The funny thing is, just as they did last year, the birds in our yard raised a huge ruckus after we put the cover on the tree. The squawking was deafening, which makes you wonder how much they know. They won’t starve, however. We have a bumper crop of highbush cranberries and lots of berries on the new cotoneaster I planted in our backyard. Let them eat berries!

The Deck Garden Today

Deck gardenMy sister sent me an updated photo of her deck garden. As you can see, even in this small space, they have herbs galore (parsley, three basil plants, and rosemary), and a couple of very nice looking tomatoes. The family has already had pesto a few times this summer. With the heat we’ve had the last couple of days, the plants should get even bigger in the next week or so.

I’ve also discovered another benefit of deck gardening in my own yard. I have a small window box on my deck that I planted greens in — mostly beets and chard. While the bunnies have been rampaging through my raised bed with lettuce and greens, they stay off the deck, so I’ll be eating deck-grown salad this week.

Vegetable Garden on the Deck? You Bet!

Squaring the boards up.
Squaring the boards up.

My sister and her husband have a large, sunny backyard, but they prefer to leave that space open for pickup football games and other neighborhood fun. (They have four children of their own and lots of little visitors.) So, when they decided they wanted to grow some vegetables, the solution was to build a deck-side garden. My brother-in-law, John, is an engineer, so he had no problem coming up with a good-looking, efficient design. It’s also easy enough to construct that you don’t have to be an engineer to build one. So, here’s John’s Deck Garden — and thanks to my sister, Elly, for sharing the photos. (By the way, these are larger photo files, so feel free to click on the thumbnails to get a closer look at what’s happening.)

Attaching boards to the supports.
Attaching boards to the supports.

John and Elly wanted a garden large enough to grow a couple of tomatoes, some basil and a few other herbs, so they decided to build a box 6 feet long by 2 feet wide. After buying 1-by-8 cedar boards for the sides, some 2-by-2 lumber for the support pieces and a piece of plywood for the bottom, John (with assistance from my dad) went to work. He cut the lumber to size, then used wood glue to attach the boards on top of the plywood bottom (top photo).  He started building the box, attaching the side pieces to the supports using deck screws. (This is where having two people working makes the job much easier.) He built it one layer at a time, so that the final box is about 22 inches deep.

2-by-2s raise the box off the deck.
2-by-2s raise the box off the deck.
Plenty of room for roots.
Plenty of room for roots.

Once the box was complete, John flipped it over and attached four strips of 2-by-2 to the bottom to raise the deck garden off of the deck. It’s not shown in the photo, but he also drilled some drainage holes in the bottom and lined the box with landscape fabric.
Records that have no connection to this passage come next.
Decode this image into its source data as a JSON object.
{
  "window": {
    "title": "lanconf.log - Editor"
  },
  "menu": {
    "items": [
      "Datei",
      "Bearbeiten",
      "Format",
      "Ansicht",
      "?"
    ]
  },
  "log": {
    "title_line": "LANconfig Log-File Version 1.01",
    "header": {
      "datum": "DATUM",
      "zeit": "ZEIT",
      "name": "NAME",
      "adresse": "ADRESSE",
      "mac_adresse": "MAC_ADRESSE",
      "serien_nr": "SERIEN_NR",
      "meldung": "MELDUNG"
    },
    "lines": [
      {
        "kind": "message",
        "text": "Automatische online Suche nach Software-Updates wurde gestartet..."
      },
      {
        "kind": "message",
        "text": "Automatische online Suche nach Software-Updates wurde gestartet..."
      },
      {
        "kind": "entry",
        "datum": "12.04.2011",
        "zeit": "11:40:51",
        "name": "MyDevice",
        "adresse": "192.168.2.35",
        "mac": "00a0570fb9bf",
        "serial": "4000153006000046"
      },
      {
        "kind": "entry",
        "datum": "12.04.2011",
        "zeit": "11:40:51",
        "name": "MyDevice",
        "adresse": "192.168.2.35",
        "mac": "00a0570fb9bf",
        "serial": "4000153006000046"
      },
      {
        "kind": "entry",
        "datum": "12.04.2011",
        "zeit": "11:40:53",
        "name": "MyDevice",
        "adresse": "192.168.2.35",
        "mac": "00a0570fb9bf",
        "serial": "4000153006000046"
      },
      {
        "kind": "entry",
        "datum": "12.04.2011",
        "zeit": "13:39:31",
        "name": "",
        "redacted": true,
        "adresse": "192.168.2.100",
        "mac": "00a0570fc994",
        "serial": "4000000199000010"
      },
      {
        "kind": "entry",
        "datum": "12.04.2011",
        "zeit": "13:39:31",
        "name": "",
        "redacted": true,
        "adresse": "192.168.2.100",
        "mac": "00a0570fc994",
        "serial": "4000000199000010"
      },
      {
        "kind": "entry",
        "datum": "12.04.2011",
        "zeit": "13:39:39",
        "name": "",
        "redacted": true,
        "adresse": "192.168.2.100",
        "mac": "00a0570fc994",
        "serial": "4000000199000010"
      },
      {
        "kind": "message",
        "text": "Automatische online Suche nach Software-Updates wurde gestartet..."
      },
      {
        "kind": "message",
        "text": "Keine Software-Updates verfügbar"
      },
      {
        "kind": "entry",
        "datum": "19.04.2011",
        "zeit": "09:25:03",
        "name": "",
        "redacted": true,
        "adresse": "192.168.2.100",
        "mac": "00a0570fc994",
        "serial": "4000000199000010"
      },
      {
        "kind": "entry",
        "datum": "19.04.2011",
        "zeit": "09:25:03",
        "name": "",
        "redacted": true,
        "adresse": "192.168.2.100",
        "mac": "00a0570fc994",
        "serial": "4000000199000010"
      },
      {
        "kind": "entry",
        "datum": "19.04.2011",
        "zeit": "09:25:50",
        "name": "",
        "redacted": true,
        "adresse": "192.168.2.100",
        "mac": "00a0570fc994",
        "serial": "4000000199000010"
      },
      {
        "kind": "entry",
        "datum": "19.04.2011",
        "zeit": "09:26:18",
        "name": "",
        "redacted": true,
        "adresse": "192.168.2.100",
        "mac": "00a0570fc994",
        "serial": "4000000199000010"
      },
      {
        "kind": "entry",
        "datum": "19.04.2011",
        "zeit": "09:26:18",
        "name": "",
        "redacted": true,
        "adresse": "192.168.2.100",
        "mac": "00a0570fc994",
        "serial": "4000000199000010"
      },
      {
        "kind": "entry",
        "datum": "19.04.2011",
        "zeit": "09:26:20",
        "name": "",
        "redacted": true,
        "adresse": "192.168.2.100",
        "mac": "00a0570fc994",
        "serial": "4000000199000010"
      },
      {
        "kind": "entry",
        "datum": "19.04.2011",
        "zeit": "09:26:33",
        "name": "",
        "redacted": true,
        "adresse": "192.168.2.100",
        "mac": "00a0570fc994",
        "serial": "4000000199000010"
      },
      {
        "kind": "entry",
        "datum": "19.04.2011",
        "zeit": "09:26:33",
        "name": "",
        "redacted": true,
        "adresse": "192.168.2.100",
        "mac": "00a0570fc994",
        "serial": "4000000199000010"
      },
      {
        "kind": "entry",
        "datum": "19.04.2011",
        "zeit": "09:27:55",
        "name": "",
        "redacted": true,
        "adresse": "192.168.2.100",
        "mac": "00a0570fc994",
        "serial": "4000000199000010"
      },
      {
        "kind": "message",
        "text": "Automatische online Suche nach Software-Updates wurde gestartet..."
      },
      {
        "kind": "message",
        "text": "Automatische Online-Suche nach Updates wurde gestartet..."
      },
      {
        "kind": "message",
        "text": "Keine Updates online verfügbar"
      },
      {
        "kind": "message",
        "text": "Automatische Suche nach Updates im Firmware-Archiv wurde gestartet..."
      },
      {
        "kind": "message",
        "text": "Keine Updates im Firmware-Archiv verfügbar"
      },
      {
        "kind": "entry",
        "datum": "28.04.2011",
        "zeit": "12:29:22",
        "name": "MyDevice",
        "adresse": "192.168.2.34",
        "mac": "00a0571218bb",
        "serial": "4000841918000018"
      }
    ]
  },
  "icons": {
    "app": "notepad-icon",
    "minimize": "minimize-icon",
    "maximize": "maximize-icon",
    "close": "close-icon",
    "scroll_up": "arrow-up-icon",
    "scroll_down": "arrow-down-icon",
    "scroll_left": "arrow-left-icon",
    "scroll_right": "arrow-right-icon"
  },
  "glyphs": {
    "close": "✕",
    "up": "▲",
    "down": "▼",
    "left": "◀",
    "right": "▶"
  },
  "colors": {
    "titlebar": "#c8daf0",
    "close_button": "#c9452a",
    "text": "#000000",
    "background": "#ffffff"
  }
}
The fabric helps the bed retain some moisture and the holes make sure it doesn’t retain too much.

Nothing beats fresh herbs right outside the kitchen door.
Nothing beats fresh herbs right outside the kitchen door.

With the box ready, John and Elly filled it with a mixture of top soil and compost and planted their tomato and herb starts. The photo at right was taken right after planting, and I’ve since heard that the plants are all doing well and the tomatoes have gotten big and already have blossoms. What a great way to raise vegetables in a small space!